AARP AAPI Marketing Communications Consultant

Gil Asakawa is a journalist, editor, author and blogger who covers Asian American issues and culture in blogs and social media. He is the Student Media Manager for the University of Colorado, Boulder’s journalism program, and a consultant managing editorial content and social media for AARP’s Asian American Pacific Islander (AAPI) marketing team.

He is a nationally known speaker, panelist and expert on Asian American and Japanese American issues. He was invited to speak about the Japanese American experience and train young writers in Japan in 2015. He’s the author of “Being Japanese American” originally published in 2004 and revised in 2015, a history of Japanese in America, and co-author of “The Toy Book” (Knopf, 1991), a history of the toys of the Baby Boom generation.

He is involved in a number of Asian and Asian American community organizations and boards, has been accepted as a member of the US-Japan Council and is an appointed member of the City of Denver’s Asian American Pacific Islander Commission.

Gil sings and plays guitar (sometimes in a “band”) and is the King of the Grill. He posts lots of pictures of food on social media.

Vote for the 2017 AARP AAPI Hero Awards!

Congratulations to the Finalists in AARP’s 2nd Annual AAPI Hero Awards Contest! We wanted to hear about the hard-working staff and volunteers who bring their passion and energy to non-profit organizations that serve AAPIs who are 50-plus. We were looking for the people who are the heart and soul of their organizations, not just the founders, CEOs and executive directors. We received 61 nominations, and the judges were impressed by every nominee. After much deliberation, we chose 10 outstanding finalists …

Vincent Chin’s Slaying 35 Years Ago Galvanized a Pan-Asian Movement

On the night of June 19, 1982, 27-year-old Vincent Chin was celebrating his bachelor party with friends in a Detroit strip club. He got into an altercation with two white men, and both groups were thrown out. The two men tracked down Chin with the help of a third man and brutally beat him with a baseball bat. Their reason? They were angry about the state of the U.S. auto industry, and blamed Japanese cars, which were at the time …

Reporter David Louie Celebrates 45 Years on the Air

David Louie, a familiar face to TV viewers in San Francisco, celebrates a personal milestone on May 29, Memorial Day: 45 years with ABC as a reporter, spending most of his career at KGO ABC7 Bay Area. Louie began his career at KGO in 1972, then left for a management position at an ABC station in Detroit in 1977. He missed the Bay Area and returned in ’79 and has stayed ever since. He covered the burgeoning technology scene out …

Deadline Extended for AARP AAPI Hero Award Nominations!

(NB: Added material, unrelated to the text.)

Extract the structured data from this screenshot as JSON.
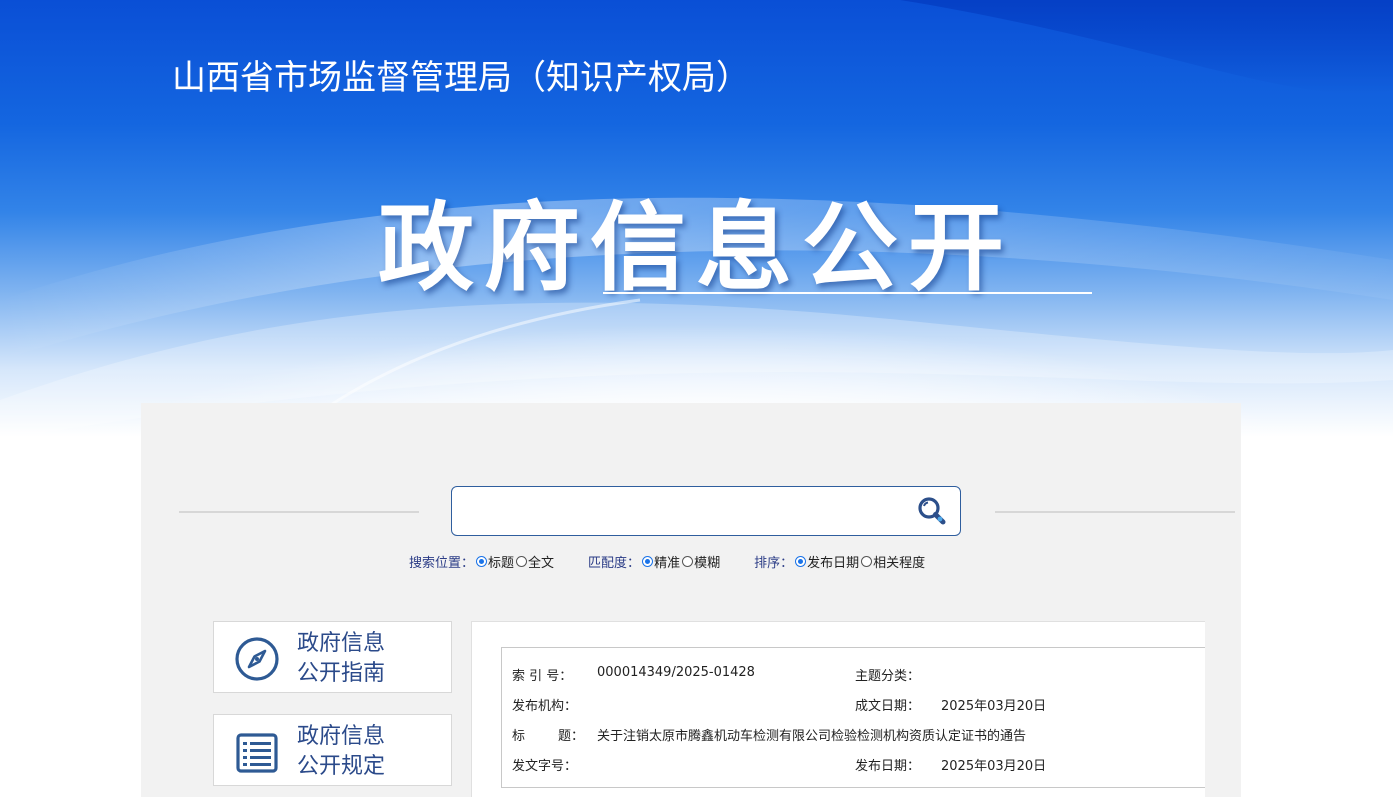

AARP AAPI Heroes Awards! You can read about our inaugural winners here Once again, we’re looking for hardworking individuals who may be volunteers or employees for a 501(c)3 organization that serves Asian Americans and Pacific Islanders (AAPIs) who are 50-plus, and exemplify the mission of their organizations yet seldom receive the accolades that they deserve. You can nominate your 2017 AARP AAPI Heroes here We’re not looking for founders, executives or board members, necessarily; we want to shine the spotlight …

Japanese Immigrant Is Nashville’s First AAPI City Council Member

Mina Johnson is living the American dream, but it’s one she hadn’t dreamed about growing up. An immigrant from Japan, Johnson is Nashville’s first Asian American and Pacific Islander member of the city council. “I never imagined I would be doing this when I left Japan,” she says. Because of deep-rooted cultural traditions, it’s still unusual for women in Japan to enter politics and for Asian Americans to run for public office — particularly in the self-proclaimed “buckle of the …

Why Tax-Aide Needs Asian Americans and Pacific Islanders as Volunteers

Vivi Luangkhot has volunteered for the AARP Foundation Tax-Aide program for four years. An accountant who works for AARP by day, she first found she enjoyed helping others fill out their returns when she was in college. “I always enjoyed doing tax returns,” she says. “I do it for myself and I do it for my family.” After college, Vivi was referred to a Virginia program to help people with their taxes. And now she’s happy that AARP offers her …